The Soriano situation is different because he is simply not a very good second baseman. With both the Yankees and the Rangers, he has always fared poorly as a defensive second baseman. The Fielding Bible shows this to be so, as do Soriano's Range Factor and fielding percentage.
What I suspect is going on in Soriano's mind, and more importantly his agent's mind, is that Soriano is all too aware of the fact that so much of his value is tied to his position. As a second baseman, Soriano is one of the top three or four players at his position, because his combination of power and speed is so rare for a second baseman. A second baseman who goes 30-30 is a fantastic commodity – never mind the fact that his glove is like the fifty-point ring in a skee-ball game (every now and then, if you are lucky, a ball ends up going in it). If Soriano becomes an outfielder, then his value goes down the tube, and he is suddenly just one of many good outfielders in the league.
Which brings us to more important point – Alfonso Soriano ain't all that. In a Rotisserie Style fantasy league, I would draft him very high because he takes care of second base, and fills the HR and SB categories. But in the real world of baseball, you gotta do more than that. Soriano strikes out a lot, he hardly ever walks, he doesn't get on base. Soriano is the modern day version of Juan Samuel (I know, I am beating it to death), and as soon as he loses a little bat speed, he will be toast.
So, let's come all the way back to the Nationals. Soriano doesn't want to play left field, and he made it clear last night that this is more than a fleeting protestation. The Nationals are now hoping to take action against Soriano because of his refusal to play (which makes it clear, by the way, that all parties knew what was going to transpire before the game). Soriano will likely stamp his feet and pout until he gets his way. And you would be silly to think the Union won't weigh in on this before it is over.
As a newly minted D.C. area native, and a Nationals fan, I hope to see the Nationals keep their firm line and eventually trade Soriano to some sucker team who will pony up some pitching in return for him. Hell, the Cubs are currently trying to convince themselves that Jerry Hairston is a fit at second base. I am pretty sure Soriano could play second in Chicago with no problem, and they certainly have pitching to spare.

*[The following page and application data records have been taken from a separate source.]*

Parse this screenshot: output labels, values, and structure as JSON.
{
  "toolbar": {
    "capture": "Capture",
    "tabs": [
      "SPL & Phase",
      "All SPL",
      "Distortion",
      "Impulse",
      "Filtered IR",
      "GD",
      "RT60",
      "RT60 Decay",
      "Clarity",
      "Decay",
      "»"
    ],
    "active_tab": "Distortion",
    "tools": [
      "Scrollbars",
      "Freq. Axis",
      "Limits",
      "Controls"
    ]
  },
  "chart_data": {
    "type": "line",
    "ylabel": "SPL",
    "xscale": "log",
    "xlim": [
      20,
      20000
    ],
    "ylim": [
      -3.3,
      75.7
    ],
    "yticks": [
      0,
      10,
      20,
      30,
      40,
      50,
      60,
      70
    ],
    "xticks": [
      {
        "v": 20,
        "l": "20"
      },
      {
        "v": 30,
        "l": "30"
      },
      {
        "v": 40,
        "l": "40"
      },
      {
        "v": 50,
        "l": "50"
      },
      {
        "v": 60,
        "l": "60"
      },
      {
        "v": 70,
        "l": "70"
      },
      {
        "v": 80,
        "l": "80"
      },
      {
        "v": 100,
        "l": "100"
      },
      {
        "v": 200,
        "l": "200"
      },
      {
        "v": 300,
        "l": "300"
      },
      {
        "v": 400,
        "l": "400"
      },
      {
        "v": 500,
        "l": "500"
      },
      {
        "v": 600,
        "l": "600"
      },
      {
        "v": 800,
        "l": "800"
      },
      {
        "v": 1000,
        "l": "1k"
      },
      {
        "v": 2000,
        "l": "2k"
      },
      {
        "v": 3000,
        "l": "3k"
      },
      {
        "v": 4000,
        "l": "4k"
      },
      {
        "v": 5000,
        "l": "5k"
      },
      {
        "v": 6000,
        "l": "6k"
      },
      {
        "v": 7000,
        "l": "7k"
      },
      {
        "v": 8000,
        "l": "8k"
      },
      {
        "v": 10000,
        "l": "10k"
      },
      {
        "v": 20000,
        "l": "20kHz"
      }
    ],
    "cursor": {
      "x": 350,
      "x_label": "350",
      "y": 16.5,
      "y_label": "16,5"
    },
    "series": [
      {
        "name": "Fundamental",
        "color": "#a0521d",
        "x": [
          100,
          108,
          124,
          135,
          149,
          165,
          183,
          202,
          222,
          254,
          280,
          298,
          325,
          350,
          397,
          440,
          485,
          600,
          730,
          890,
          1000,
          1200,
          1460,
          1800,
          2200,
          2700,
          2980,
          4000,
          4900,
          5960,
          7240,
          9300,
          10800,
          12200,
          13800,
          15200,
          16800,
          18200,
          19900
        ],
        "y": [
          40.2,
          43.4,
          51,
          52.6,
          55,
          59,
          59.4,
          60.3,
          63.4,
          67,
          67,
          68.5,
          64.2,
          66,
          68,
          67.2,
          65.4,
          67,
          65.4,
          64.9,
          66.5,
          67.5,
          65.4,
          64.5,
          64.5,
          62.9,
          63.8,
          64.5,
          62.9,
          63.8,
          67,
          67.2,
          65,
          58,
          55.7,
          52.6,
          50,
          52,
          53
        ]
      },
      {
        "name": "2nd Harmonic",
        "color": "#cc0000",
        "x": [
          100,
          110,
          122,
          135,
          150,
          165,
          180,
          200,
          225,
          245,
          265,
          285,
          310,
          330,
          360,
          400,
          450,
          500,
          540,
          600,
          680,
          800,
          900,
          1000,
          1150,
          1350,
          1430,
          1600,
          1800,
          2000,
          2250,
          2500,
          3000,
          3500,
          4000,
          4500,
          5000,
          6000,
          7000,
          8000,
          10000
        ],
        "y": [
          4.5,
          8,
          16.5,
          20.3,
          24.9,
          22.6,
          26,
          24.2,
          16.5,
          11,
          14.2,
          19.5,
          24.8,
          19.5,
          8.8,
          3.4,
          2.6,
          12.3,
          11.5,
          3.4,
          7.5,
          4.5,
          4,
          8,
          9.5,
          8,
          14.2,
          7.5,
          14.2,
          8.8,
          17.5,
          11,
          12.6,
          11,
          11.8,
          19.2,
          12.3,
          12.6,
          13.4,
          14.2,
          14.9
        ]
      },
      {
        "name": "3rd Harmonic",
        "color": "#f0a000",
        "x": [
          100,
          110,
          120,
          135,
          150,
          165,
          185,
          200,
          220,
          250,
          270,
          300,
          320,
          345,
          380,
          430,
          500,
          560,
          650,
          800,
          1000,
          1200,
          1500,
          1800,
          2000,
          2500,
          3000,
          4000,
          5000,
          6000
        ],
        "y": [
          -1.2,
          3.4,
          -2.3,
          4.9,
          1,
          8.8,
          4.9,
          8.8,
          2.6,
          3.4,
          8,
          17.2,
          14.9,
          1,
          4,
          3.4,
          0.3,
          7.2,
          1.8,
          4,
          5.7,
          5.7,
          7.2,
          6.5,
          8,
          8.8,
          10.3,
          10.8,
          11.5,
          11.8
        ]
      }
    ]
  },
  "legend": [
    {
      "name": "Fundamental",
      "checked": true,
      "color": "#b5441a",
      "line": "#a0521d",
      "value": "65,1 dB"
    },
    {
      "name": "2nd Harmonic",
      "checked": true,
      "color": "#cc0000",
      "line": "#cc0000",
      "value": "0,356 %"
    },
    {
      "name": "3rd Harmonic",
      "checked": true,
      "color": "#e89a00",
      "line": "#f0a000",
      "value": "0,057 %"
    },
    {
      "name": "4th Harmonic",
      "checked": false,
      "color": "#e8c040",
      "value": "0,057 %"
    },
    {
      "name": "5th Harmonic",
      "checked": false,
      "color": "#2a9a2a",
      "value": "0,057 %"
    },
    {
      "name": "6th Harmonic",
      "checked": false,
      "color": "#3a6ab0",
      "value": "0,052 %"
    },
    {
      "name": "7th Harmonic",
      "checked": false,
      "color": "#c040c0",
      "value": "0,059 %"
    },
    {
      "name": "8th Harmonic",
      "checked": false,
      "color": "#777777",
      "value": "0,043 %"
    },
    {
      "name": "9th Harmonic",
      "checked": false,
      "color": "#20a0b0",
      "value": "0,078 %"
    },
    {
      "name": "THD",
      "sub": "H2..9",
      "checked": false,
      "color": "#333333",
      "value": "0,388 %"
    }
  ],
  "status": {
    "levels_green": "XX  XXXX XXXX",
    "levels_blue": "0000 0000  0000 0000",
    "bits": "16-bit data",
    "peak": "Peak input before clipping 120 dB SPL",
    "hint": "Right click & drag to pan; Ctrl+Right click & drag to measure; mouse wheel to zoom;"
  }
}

Unfortunately, I think the Nationals are likely stuck with Soriano all year, and for that we will all pay a price.
Hey, while I am thinking about it, what do the following players have in common – Chone Figgins, Ryan Freel, Brad Wilkerson, Adam Dunn, Nick Swisher, Nomar Garciaparra, Javy Lopez, Chipper Jones, Darin Erstad, Michael Young.
They have all played wherever they were asked to in recent years without being whiney little children about it. And almost without exception (okay, Erstad), I would rather have any one of them on my team than Soriano.
And, one more thing. I think this whole affair definitely calls for a new BaseballEvolution.com nickname.
From now on, I think I'll be referring to Alfonso Soriano as "T.O."
Alfonso Sori-owens just seemed a little cumbersome.
Oh, wait, how about Alfonso "Just Give Me the Damn Ball" Soriano.
Maybe we should take a poll between those three.
Visit the Washington Nationals Team Page.
Read Asher's 2006 Washington Nationals Team Preview.
Read the 2005 D.C. Daily Diary.
Disagree with something? Got something to add? Wanna bring up something totally new? Asher resides in Alexandria, VA, and can be reached at firstname.lastname@example.org.